It was this moment of realization that inspired me to use the Peoples Mic for the first time: “NYPD. We are on your side. We do not want to fight you. The banks don’t give a fuck about you. Join us. Join us.” Albeit crass, what I said hit a nerve in the crowd, and inspired others to calm themselves. My appeal to resist the urge to fight back was contagious. For the first time I heard my words reverberate across the crowd. Others soon chimed in with their own words of peace and de-escalation. Eventually, the police were forced to halt their aggression and leave the park.
That was possibly the single most empowering moment of my entire life. Confronted with the worst feelings I had, I managed to control myself and act on my principles, not my impulses. In the months that have followed since that day, I have slipped back into destructive or hateful habits more than I would like to admit. But that moment has managed to stick with me, and my journey since then has been one of working towards replicating it as often as I can.
I have chosen to share this story not to glorify or romanticize my own actions, and certainly not to claim some sort of authority or self-importance over what’s going on in the world. Instead, I have shared it with the hope that you may find parallels in your own experience, and perhaps you have come to the same conclusions as I. Ideals are not just fantasies, but can be practically applied to behavior and attitude with positive results. If you want a voice of reason to conquer extremity of thought, you must make it your own.
Most importantly, the act of recording and sharing a personal history is in and of itself a necessary aspect of social development. The objective of Occupy is for the people to reassert their right to determine their collective history, which begins when we as individuals claim agency over our own personal histories. Then and only then will the connections between our internal existence and external reality enter a true dialogue. I do not think it is coincidence that Occupy began less than a week after September 11th 2011, only two blocks away from the site of the former World Trade Center. I do not think it is coincidence that at the same time for the same reasons I was feeling the same thing. The Occupy movement is in some part a collective expression of the repressed feeling that has been bubbling in all of us for the past ten years. Its beginning six months ago served as the unpredictable spark that has reinvigorated and revitalized the hope of the people. In the most general sense Occupy is a symbol that has the potential to inspire individuals to improve ourselves and the world around us.
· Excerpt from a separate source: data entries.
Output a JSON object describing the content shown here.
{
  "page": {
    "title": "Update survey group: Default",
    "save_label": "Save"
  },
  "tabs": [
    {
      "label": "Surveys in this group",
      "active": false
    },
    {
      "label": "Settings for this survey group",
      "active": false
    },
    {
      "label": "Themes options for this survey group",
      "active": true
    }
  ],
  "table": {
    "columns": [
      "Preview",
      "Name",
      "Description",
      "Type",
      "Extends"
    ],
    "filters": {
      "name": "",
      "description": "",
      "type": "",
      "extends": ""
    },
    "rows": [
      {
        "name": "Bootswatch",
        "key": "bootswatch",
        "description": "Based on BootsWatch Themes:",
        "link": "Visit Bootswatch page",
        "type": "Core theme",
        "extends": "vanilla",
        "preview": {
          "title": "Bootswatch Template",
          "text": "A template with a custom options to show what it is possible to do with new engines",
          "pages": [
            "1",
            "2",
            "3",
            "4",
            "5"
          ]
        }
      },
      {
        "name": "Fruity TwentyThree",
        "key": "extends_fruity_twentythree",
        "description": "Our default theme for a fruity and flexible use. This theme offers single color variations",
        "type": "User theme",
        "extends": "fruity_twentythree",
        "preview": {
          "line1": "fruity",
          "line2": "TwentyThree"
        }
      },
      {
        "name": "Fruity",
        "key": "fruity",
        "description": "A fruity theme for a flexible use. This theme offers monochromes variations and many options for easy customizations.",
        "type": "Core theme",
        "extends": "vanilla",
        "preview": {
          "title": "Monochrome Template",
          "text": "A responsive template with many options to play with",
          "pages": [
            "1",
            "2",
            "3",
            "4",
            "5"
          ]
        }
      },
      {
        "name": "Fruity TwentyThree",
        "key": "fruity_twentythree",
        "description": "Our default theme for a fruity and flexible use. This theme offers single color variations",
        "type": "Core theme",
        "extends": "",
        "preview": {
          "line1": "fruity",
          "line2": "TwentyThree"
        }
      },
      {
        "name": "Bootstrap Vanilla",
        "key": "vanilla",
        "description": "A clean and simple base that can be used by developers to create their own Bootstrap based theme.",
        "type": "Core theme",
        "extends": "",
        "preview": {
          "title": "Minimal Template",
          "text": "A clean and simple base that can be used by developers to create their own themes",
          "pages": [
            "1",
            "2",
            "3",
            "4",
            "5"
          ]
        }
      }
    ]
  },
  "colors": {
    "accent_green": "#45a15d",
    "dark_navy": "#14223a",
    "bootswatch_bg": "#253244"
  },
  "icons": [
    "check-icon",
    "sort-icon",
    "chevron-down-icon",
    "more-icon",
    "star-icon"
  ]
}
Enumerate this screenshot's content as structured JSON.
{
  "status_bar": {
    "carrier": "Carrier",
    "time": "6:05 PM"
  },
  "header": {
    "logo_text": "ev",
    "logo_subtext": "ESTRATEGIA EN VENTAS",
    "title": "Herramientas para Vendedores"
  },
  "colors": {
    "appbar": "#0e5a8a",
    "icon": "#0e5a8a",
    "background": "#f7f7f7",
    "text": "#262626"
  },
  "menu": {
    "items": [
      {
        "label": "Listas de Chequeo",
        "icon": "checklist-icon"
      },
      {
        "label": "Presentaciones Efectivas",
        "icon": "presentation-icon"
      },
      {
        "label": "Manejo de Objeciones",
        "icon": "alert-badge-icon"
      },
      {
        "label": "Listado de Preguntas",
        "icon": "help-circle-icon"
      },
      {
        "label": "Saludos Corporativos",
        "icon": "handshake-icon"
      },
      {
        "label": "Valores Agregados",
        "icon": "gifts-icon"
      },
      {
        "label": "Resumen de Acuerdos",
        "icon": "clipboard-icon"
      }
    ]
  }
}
So I ask you all to join me on March 17th to celebrate our six-month anniversary. Particularly to those who are the die-hard cynics, I ask you to find the wounded idealist within and give them another chance. You must no longer wonder or wish or pray that the world will become better. We each hold a bit of history in our hands. When we combine them, we are unstoppable. Another world is possible.